Jeremy Loughman. His debut against Fiji would seem to underline his status as third loose-head prop in the squad. Big, strong and the prototype of skilful forward which Farrell and Paul O’Connell promote.

Joe McCarthy. Unlucky early casualty in the ‘A’ game, tellingly he was called into the match-day squad at the first available opportunity for his debut against Australia. Understandably, Farrell and co clearly like such a rare beast in Irish rugby, and he put himself about in his 20 minutes.

Nick Timoney. His two-try performance against Fiji in just his third cap demonstrated how his game has developed and cemented his place in the squad.

Max Deegan. Was only one of the additional players for the A game when squad was announced but overtook Gavin Coombes to win his second cap against Fiji. A skilful player, combined with twice captaining Emerging Ireland, he’s also made strides.

Ross Byrne. Want a self-confident player to answer a late call-up and land a clutch kick? No better man. Seemingly out of consideration until last Tuesday, can’t be that anymore.


Allowing for injuries, such as those that affected Conor Murray, Ciaran Frawley, Joey Carbery and Rob Henshaw, for others the last month might seem like an opportunity lost.

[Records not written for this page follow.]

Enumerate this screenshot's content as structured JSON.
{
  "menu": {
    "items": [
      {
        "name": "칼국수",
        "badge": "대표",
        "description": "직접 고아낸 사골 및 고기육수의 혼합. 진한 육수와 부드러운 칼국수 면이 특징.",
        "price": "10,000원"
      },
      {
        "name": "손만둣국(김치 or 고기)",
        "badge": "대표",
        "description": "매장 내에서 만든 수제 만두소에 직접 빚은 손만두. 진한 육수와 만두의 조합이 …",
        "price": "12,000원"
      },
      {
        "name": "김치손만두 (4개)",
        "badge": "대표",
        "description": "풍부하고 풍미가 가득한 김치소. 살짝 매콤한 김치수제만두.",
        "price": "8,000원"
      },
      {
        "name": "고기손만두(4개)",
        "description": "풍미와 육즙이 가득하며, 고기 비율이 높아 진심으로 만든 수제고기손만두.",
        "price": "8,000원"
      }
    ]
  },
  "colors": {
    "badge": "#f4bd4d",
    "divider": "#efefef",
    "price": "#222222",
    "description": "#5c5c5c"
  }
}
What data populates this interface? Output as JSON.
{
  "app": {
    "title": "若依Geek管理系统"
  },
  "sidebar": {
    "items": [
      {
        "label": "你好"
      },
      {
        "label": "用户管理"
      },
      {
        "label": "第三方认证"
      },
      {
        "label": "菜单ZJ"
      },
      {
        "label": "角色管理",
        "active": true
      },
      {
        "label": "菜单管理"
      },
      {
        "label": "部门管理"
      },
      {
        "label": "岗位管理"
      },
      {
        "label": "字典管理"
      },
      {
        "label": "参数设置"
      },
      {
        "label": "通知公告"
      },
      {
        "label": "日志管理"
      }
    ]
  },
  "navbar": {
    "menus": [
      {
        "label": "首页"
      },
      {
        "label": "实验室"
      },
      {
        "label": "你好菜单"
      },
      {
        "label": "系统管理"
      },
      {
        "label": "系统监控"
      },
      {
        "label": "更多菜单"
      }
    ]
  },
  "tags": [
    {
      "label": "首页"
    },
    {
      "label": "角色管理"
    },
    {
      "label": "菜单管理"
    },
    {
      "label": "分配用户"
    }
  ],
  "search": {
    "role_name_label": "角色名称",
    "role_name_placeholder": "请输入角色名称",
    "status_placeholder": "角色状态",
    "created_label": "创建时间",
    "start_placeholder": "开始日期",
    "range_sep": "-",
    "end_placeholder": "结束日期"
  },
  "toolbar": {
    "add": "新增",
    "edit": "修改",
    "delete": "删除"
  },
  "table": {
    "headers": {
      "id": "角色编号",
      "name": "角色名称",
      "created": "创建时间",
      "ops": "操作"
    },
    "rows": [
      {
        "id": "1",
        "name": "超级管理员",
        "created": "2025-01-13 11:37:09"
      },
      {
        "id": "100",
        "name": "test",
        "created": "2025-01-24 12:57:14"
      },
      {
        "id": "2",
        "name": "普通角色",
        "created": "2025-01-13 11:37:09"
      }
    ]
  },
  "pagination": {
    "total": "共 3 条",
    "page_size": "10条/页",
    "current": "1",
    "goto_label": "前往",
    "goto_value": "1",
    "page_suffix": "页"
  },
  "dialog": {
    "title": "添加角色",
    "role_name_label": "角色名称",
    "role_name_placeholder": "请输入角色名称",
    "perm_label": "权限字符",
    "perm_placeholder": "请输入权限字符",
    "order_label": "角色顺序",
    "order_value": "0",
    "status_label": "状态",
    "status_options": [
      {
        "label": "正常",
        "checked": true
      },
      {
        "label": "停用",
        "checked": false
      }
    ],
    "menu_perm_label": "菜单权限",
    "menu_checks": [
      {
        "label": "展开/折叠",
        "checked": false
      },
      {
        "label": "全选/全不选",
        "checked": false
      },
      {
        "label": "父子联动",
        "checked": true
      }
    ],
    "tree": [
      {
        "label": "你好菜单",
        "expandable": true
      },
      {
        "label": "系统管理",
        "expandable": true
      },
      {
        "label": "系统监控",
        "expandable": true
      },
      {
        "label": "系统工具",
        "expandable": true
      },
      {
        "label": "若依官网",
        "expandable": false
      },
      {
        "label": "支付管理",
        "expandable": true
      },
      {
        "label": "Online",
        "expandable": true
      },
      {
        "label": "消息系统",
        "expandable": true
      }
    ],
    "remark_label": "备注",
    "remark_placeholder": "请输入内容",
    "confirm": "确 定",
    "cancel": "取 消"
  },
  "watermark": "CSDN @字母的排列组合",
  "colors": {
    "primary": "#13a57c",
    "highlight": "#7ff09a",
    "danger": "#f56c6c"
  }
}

Kieran Treadwell. It might seem strange to describe this window as a setback for a player whose start against Fiji represented his sixth cap in a row, in addition to starting both Maori games. But having been replaced with half an hour remaining, to then be supplanted by McCarthy last weekend looked significant.

Gavin Coombes. The number ‘8′ was arguably Ireland’s best player in the two Maori games, not least when the going was tough, but having been named in the original squad he was sent back to Munster after making little impact in the ‘A’ game, while Deegan was promoted.

Michael Lowry. On fire for Ulster when beating the first tackle for fun this season, he went into the window as apparent back-up to Hugo Keenan but after that one outing for the A side he never featured in the three Tests.

Jacob Stockdale. Just one undistinguished outing for the ‘A’ side represents a disappointing return for the man who scored seven tries in the 2018 Six Nations. Not to have a chance to demonstrate his X factor and left boot in Lowe’s absence makes this window more of a setback.

James Hume. Had seemingly established himself as one of the four centres in the mix and back-up to Garry Ringrose last season, but after being injured in the first Maori game his only outing this month was when receiving a fierce buffeting at inside centre in the ‘A’ game.